4. Offer Above the Fold
Though mobile and responsive design make it harder to always consider what appears “above the fold” on the screen on your site, first impressions are still critical. This means you need to be aware what your site displays at the top on multiple screens. A common painful mistake is to prioritize having an ad as one of the first things a visitor sees. (Even if your audience is your advertiser, this isn’t a good practice.) A more subtle common mistake is when businesses don’t take advantage of large, above the fold real estate to offer additional content, deals, links to a publication, brand promotion, or engaging media to keep visitors invested in their site.
Having an “above the fold” offering on a mobile site gets a little more complicated, but not impossible. The key is to be extremely strategic in your design so you know when a mobile user comes to your site, they are quickly connected to the content they’re searching for, and doing it in a way that promotes further engagement or shares. Adopting a “mobile first” approach can help in that planning.
5. Flat Design
A website is more than a simple summation of color, pictures, and text. It’s also mixture of strategic design, optimization strategies, and personality. Having a corporate feel screams “My site hasn’t been updated since 1997!” and leaves the visitor feeling like you haven’t invested in your website. Avoid that. Instead, make sure your site has depth and conveys your particular brand personality. Include multiple content types so visitors’ varying content preferences can be met. Create obvious ways for people to engage with your brand and your products immediately, rather than hoping they click through or search for what they want. Your design is your first impression, and a poorly designed homepage will cause your visitors to bounce. This is one area you will definitely want to consult people who have worked in this space, or outsource your design to a successful web design company.
6. Hiding Contact Forms

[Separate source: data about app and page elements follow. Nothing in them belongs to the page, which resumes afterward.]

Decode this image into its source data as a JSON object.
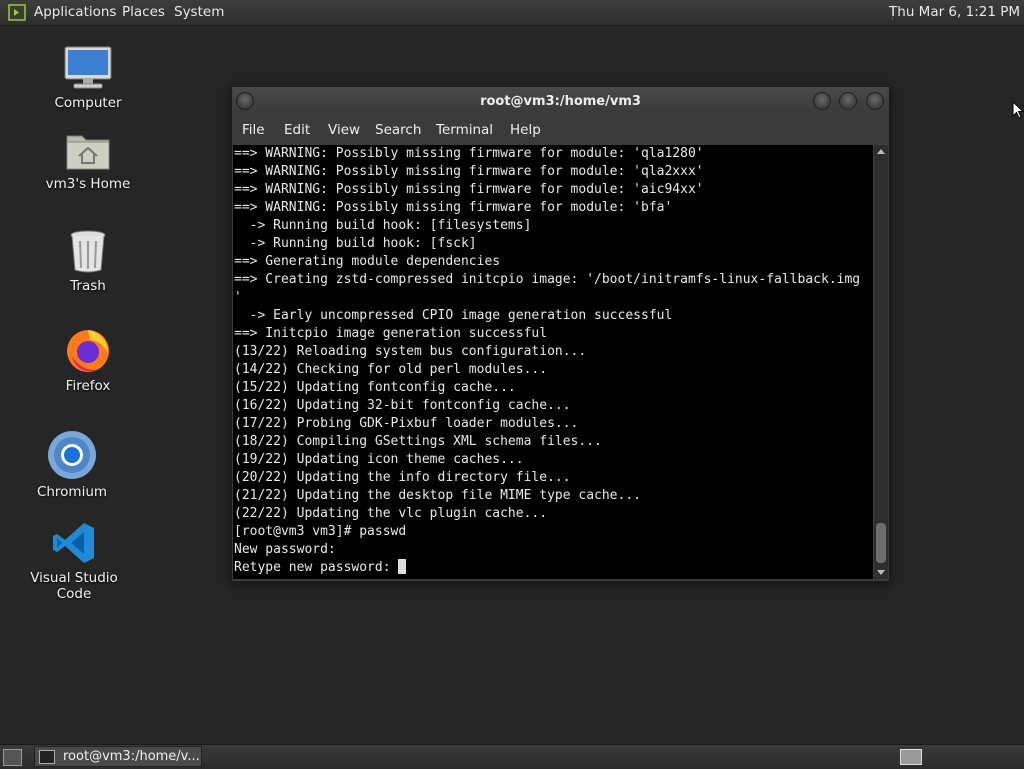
{
  "top_panel": {
    "menus": [
      "Applications",
      "Places",
      "System"
    ],
    "clock": "Thu Mar  6,  1:21 PM"
  },
  "desktop_icons": [
    {
      "label": "Computer",
      "icon": "computer-icon"
    },
    {
      "label": "vm3's Home",
      "icon": "home-folder-icon"
    },
    {
      "label": "Trash",
      "icon": "trash-icon"
    },
    {
      "label": "Firefox",
      "icon": "firefox-icon"
    },
    {
      "label": "Chromium",
      "icon": "chromium-icon"
    },
    {
      "label": "Visual Studio Code",
      "icon": "vscode-icon"
    }
  ],
  "terminal": {
    "title": "root@vm3:/home/vm3",
    "menus": [
      "File",
      "Edit",
      "View",
      "Search",
      "Terminal",
      "Help"
    ],
    "lines": [
      "==> WARNING: Possibly missing firmware for module: 'qla1280'",
      "==> WARNING: Possibly missing firmware for module: 'qla2xxx'",
      "==> WARNING: Possibly missing firmware for module: 'aic94xx'",
      "==> WARNING: Possibly missing firmware for module: 'bfa'",
      "  -> Running build hook: [filesystems]",
      "  -> Running build hook: [fsck]",
      "==> Generating module dependencies",
      "==> Creating zstd-compressed initcpio image: '/boot/initramfs-linux-fallback.img",
      "'",
      "  -> Early uncompressed CPIO image generation successful",
      "==> Initcpio image generation successful",
      "(13/22) Reloading system bus configuration...",
      "(14/22) Checking for old perl modules...",
      "(15/22) Updating fontconfig cache...",
      "(16/22) Updating 32-bit fontconfig cache...",
      "(17/22) Probing GDK-Pixbuf loader modules...",
      "(18/22) Compiling GSettings XML schema files...",
      "(19/22) Updating icon theme caches...",
      "(20/22) Updating the info directory file...",
      "(21/22) Updating the desktop file MIME type cache...",
      "(22/22) Updating the vlc plugin cache...",
      "[root@vm3 vm3]# passwd",
      "New password: "
    ],
    "prompt_line": "Retype new password: "
  },
  "bottom_panel": {
    "task_label": "root@vm3:/home/v..."
  },
  "colors": {
    "desktop_bg": "#262626",
    "terminal_bg": "#000000",
    "terminal_fg": "#e8e8e8",
    "panel_bg": "#333333"
  }
}
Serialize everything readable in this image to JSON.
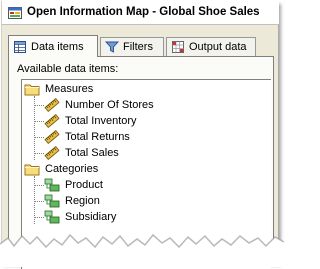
{
  "window": {
    "title": "Open Information Map - Global Shoe Sales",
    "title_icon": "information-map-icon"
  },
  "tabs": [
    {
      "label": "Data items",
      "icon": "data-items-icon",
      "active": true
    },
    {
      "label": "Filters",
      "icon": "filter-funnel-icon",
      "active": false
    },
    {
      "label": "Output data",
      "icon": "output-data-icon",
      "active": false
    }
  ],
  "panel": {
    "available_label": "Available data items:"
  },
  "tree": {
    "measures": {
      "label": "Measures",
      "icon": "folder-icon",
      "items": [
        {
          "label": "Number Of Stores",
          "icon": "measure-ruler-icon"
        },
        {
          "label": "Total Inventory",
          "icon": "measure-ruler-icon"
        },
        {
          "label": "Total Returns",
          "icon": "measure-ruler-icon"
        },
        {
          "label": "Total Sales",
          "icon": "measure-ruler-icon"
        }
      ]
    },
    "categories": {
      "label": "Categories",
      "icon": "folder-icon",
      "items": [
        {
          "label": "Product",
          "icon": "category-hierarchy-icon"
        },
        {
          "label": "Region",
          "icon": "category-hierarchy-icon"
        },
        {
          "label": "Subsidiary",
          "icon": "category-hierarchy-icon"
        }
      ]
    }
  },
  "colors": {
    "dialog_face": "#ece9d8",
    "tab_face": "#fbfbf8",
    "folder": "#f4d46a",
    "measure": "#e8b820",
    "category": "#4caf50"
  }
}
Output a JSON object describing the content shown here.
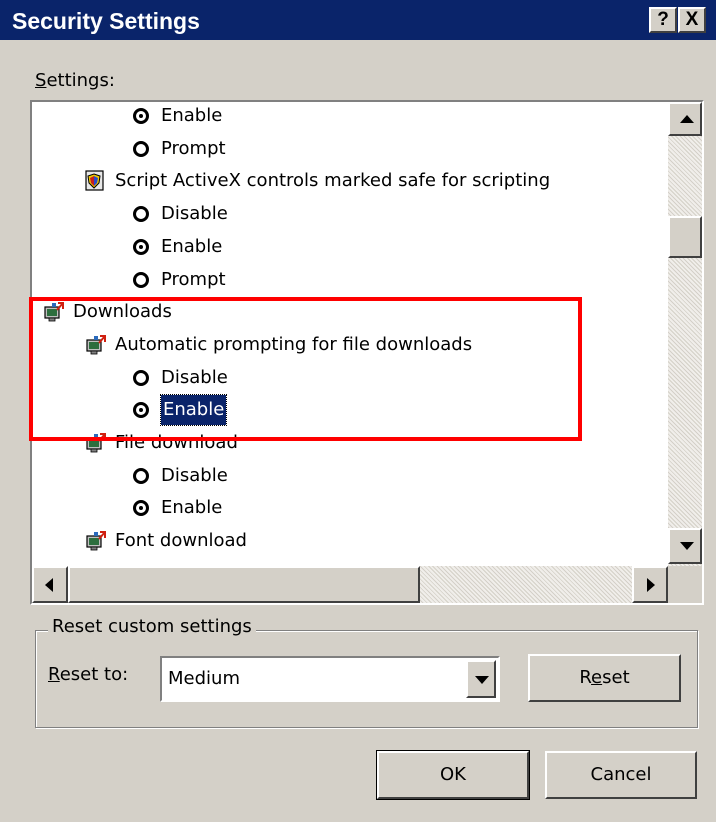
{
  "window": {
    "title": "Security Settings",
    "help_button": "?",
    "close_button": "X"
  },
  "settings_label": {
    "prefix": "S",
    "rest": "ettings:"
  },
  "tree": [
    {
      "type": "radio",
      "label": "Enable",
      "checked": true
    },
    {
      "type": "radio",
      "label": "Prompt",
      "checked": false
    },
    {
      "type": "category",
      "icon": "shield-icon",
      "label": "Script ActiveX controls marked safe for scripting"
    },
    {
      "type": "radio",
      "label": "Disable",
      "checked": false
    },
    {
      "type": "radio",
      "label": "Enable",
      "checked": true
    },
    {
      "type": "radio",
      "label": "Prompt",
      "checked": false
    },
    {
      "type": "category",
      "icon": "downloads-icon",
      "label": "Downloads"
    },
    {
      "type": "category",
      "icon": "downloads-icon",
      "label": "Automatic prompting for file downloads"
    },
    {
      "type": "radio",
      "label": "Disable",
      "checked": false
    },
    {
      "type": "radio",
      "label": "Enable",
      "checked": true,
      "selected": true
    },
    {
      "type": "category",
      "icon": "downloads-icon",
      "label": "File download"
    },
    {
      "type": "radio",
      "label": "Disable",
      "checked": false
    },
    {
      "type": "radio",
      "label": "Enable",
      "checked": true
    },
    {
      "type": "category",
      "icon": "downloads-icon",
      "label": "Font download"
    }
  ],
  "reset_group": {
    "legend": "Reset custom settings",
    "reset_to_prefix": "R",
    "reset_to_rest": "eset to:",
    "combo_value": "Medium",
    "reset_button_pre": "R",
    "reset_button_u": "e",
    "reset_button_post": "set"
  },
  "buttons": {
    "ok": "OK",
    "cancel": "Cancel"
  },
  "highlight": {
    "color": "#ff0000"
  }
}
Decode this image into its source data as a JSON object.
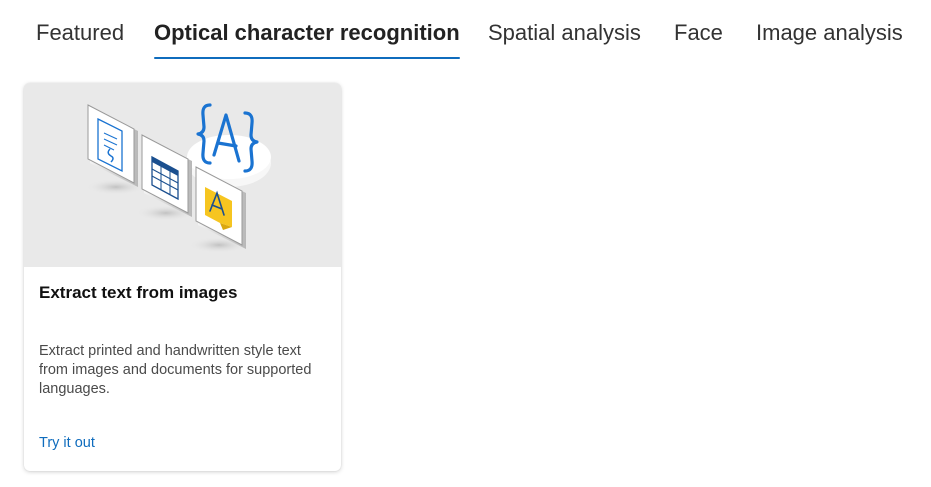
{
  "tabs": [
    {
      "label": "Featured",
      "active": false
    },
    {
      "label": "Optical character recognition",
      "active": true
    },
    {
      "label": "Spatial analysis",
      "active": false
    },
    {
      "label": "Face",
      "active": false
    },
    {
      "label": "Image analysis",
      "active": false
    }
  ],
  "card": {
    "illustration": "ocr-documents-illustration",
    "title": "Extract text from images",
    "description": "Extract printed and handwritten style text from images and documents for supported languages.",
    "link_label": "Try it out"
  },
  "colors": {
    "accent": "#0f6cbd",
    "hero_background": "#e9e9e9",
    "glyph_blue": "#1a73d1",
    "sticky_yellow": "#f6c520"
  }
}
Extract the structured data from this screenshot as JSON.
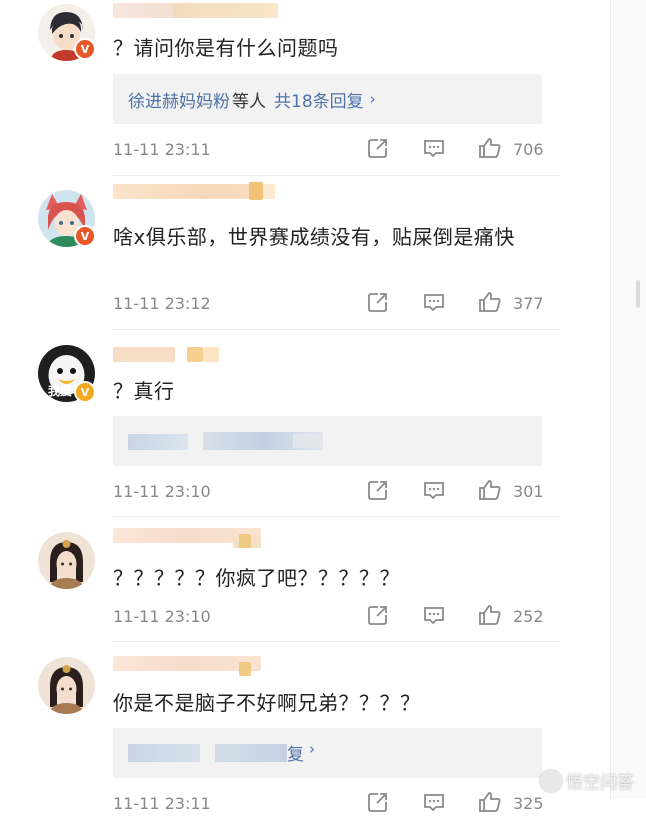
{
  "comments": [
    {
      "text": "？请问你是有什么问题吗",
      "reply": {
        "names": "徐进赫妈妈粉",
        "mid": "等人",
        "total": "共18条回复",
        "chevron": "›"
      },
      "time": "11-11 23:11",
      "likes": "706",
      "badge": "V",
      "badge_color": "#e8572a"
    },
    {
      "text": "啥x俱乐部，世界赛成绩没有，贴屎倒是痛快",
      "time": "11-11 23:12",
      "likes": "377",
      "badge": "V",
      "badge_color": "#e8572a"
    },
    {
      "text": "？真行",
      "time": "11-11 23:10",
      "likes": "301",
      "avatar_label": "我爱",
      "badge": "V",
      "badge_color": "#f2a81f"
    },
    {
      "text": "？？？？？你疯了吧？？？？？",
      "time": "11-11 23:10",
      "likes": "252"
    },
    {
      "text": "你是不是脑子不好啊兄弟？？？？",
      "reply": {
        "tail": "复",
        "chevron": "›"
      },
      "time": "11-11 23:11",
      "likes": "325"
    }
  ],
  "watermark": "悟空问答",
  "icons": {
    "share": "share-icon",
    "comment": "comment-icon",
    "like": "thumbs-up-icon"
  }
}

We get it: you don’t want to smother your audience with contact, purchase, or subscription forms. But it’s downright painful when a website makes it too hard to find or too hard to use a contact form. Think about the purpose of your site: if the purpose includes driving visitors to give you their information, you need a clean way to get it. Don’t make a visitor leave because they couldn’t find where to sign up for your services. Instead, plan for giving your contact forms prominence in a way that still fits within your design. Or, provide obvious and colorful call to action buttons that immediately connect the visitor with a clean, easy to use contact page. Also, avoid the painful mistake of forgetting to program your contact form to give an immediate confirmation once the form is completed. Not knowing if their information goes through causes instant frustration for users.
7. Slow (or No) Load

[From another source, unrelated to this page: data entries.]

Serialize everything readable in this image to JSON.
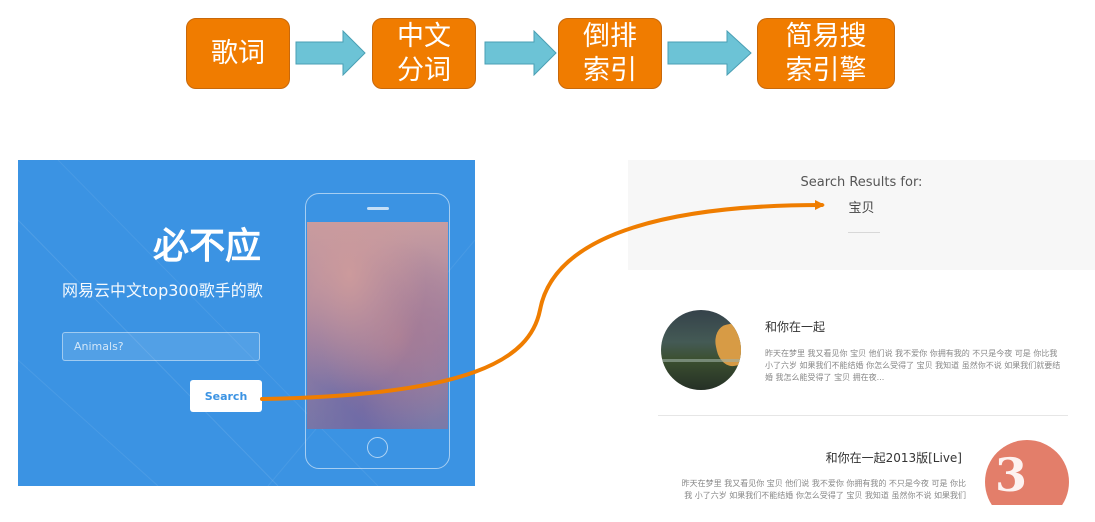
{
  "pipeline": {
    "steps": [
      {
        "lines": [
          "歌词"
        ]
      },
      {
        "lines": [
          "中文",
          "分词"
        ]
      },
      {
        "lines": [
          "倒排",
          "索引"
        ]
      },
      {
        "lines": [
          "简易搜",
          "索引擎"
        ]
      }
    ]
  },
  "left": {
    "brand": "必不应",
    "subtitle": "网易云中文top300歌手的歌",
    "search_placeholder": "Animals?",
    "search_button": "Search"
  },
  "right": {
    "header_title": "Search Results for:",
    "query": "宝贝",
    "results": [
      {
        "title": "和你在一起",
        "lyrics": "昨天在梦里 我又看见你 宝贝 他们说 我不爱你 你拥有我的 不只是今夜 可是 你比我 小了六岁 如果我们不能结婚 你怎么受得了 宝贝 我知道 虽然你不说 如果我们就要结婚 我怎么能受得了 宝贝 拥在夜..."
      },
      {
        "title": "和你在一起2013版[Live]",
        "lyrics": "昨天在梦里 我又看见你 宝贝 他们说 我不爱你 你拥有我的 不只是今夜 可是 你比我 小了六岁 如果我们不能结婚 你怎么受得了 宝贝 我知道 虽然你不说 如果我们"
      }
    ]
  },
  "colors": {
    "step_fill": "#f07c00",
    "arrow_fill": "#6cc3d6",
    "left_bg": "#3b93e3",
    "connector": "#ef7d00"
  }
}
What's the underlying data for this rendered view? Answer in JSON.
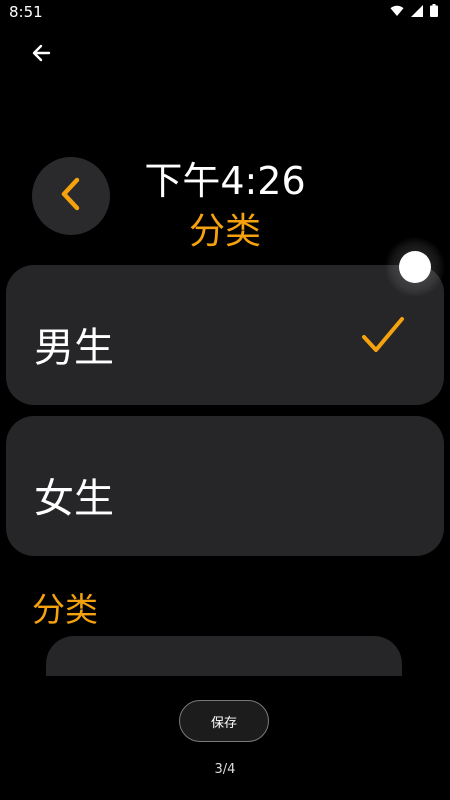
{
  "status_bar": {
    "time": "8:51"
  },
  "watch": {
    "time": "下午4:26",
    "title": "分类"
  },
  "options": [
    {
      "label": "男生",
      "selected": true
    },
    {
      "label": "女生",
      "selected": false
    }
  ],
  "section": {
    "label": "分类"
  },
  "footer": {
    "save_label": "保存",
    "page_indicator": "3/4"
  },
  "colors": {
    "accent": "#f5a20e",
    "card": "#262628",
    "background": "#000000"
  }
}
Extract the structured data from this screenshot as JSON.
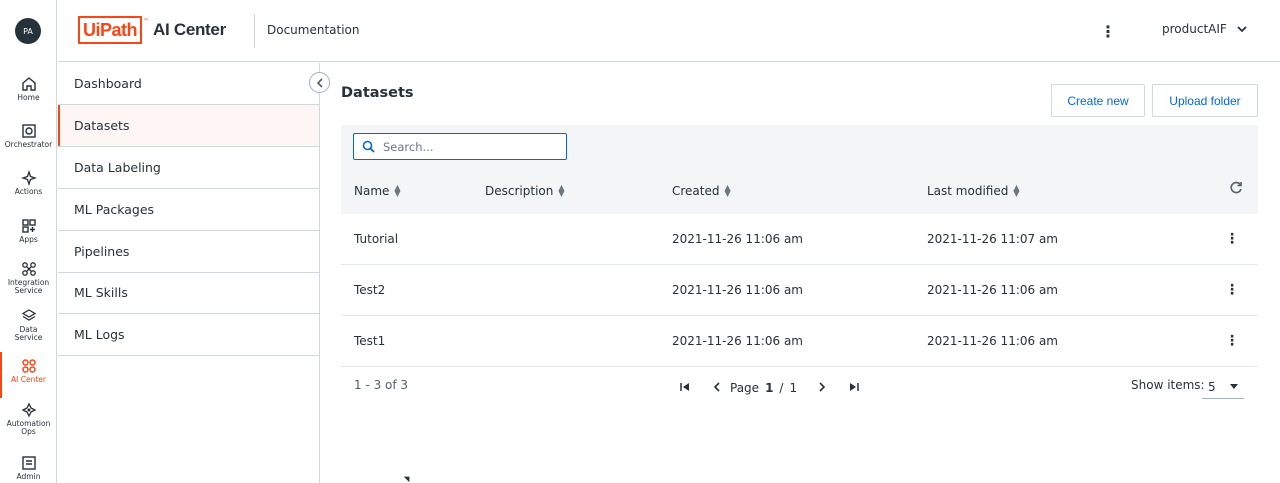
{
  "user": {
    "initials": "PA"
  },
  "rail": [
    {
      "label": "Home",
      "icon": "home-icon"
    },
    {
      "label": "Orchestrator",
      "icon": "orchestrator-icon"
    },
    {
      "label": "Actions",
      "icon": "actions-icon"
    },
    {
      "label": "Apps",
      "icon": "apps-icon"
    },
    {
      "label": "Integration\nService",
      "icon": "integration-service-icon"
    },
    {
      "label": "Data\nService",
      "icon": "data-service-icon"
    },
    {
      "label": "AI Center",
      "icon": "ai-center-icon",
      "active": true
    },
    {
      "label": "Automation\nOps",
      "icon": "automation-ops-icon"
    },
    {
      "label": "Admin",
      "icon": "admin-icon"
    }
  ],
  "header": {
    "logo_box": "UiPath",
    "logo_tm": "™",
    "logo_text": "AI Center",
    "doc_link": "Documentation",
    "tenant": "productAIF"
  },
  "subnav": {
    "items": [
      "Dashboard",
      "Datasets",
      "Data Labeling",
      "ML Packages",
      "Pipelines",
      "ML Skills",
      "ML Logs"
    ],
    "active_index": 1
  },
  "main": {
    "title": "Datasets",
    "create_label": "Create new",
    "upload_label": "Upload folder",
    "search_placeholder": "Search...",
    "columns": [
      "Name",
      "Description",
      "Created",
      "Last modified"
    ],
    "rows": [
      {
        "name": "Tutorial",
        "description": "",
        "created": "2021-11-26 11:06 am",
        "modified": "2021-11-26 11:07 am"
      },
      {
        "name": "Test2",
        "description": "",
        "created": "2021-11-26 11:06 am",
        "modified": "2021-11-26 11:06 am"
      },
      {
        "name": "Test1",
        "description": "",
        "created": "2021-11-26 11:06 am",
        "modified": "2021-11-26 11:06 am"
      }
    ],
    "range": "1 - 3 of 3",
    "page_label": "Page",
    "page_current": "1",
    "page_sep": "/",
    "page_total": "1",
    "show_items_label": "Show items:",
    "show_items_value": "5"
  },
  "colors": {
    "accent": "#fa4616",
    "link": "#0067df"
  }
}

While many of us can remember the days of dial-up, many in today’s audience have never known the pain of the skeeeedoooodskeeeeedoo inherent to attempting Internet connection. Now your audience finds it painful waiting for the microwave to make dinner in three minutes, let alone waiting for their high-speed internet to load your website. It’s time to get real with the fast-paced world and start optimizing your site for quick delivery. You can test your site’s speed with tools like http://developers.google.com/speed/pagespeed/insights/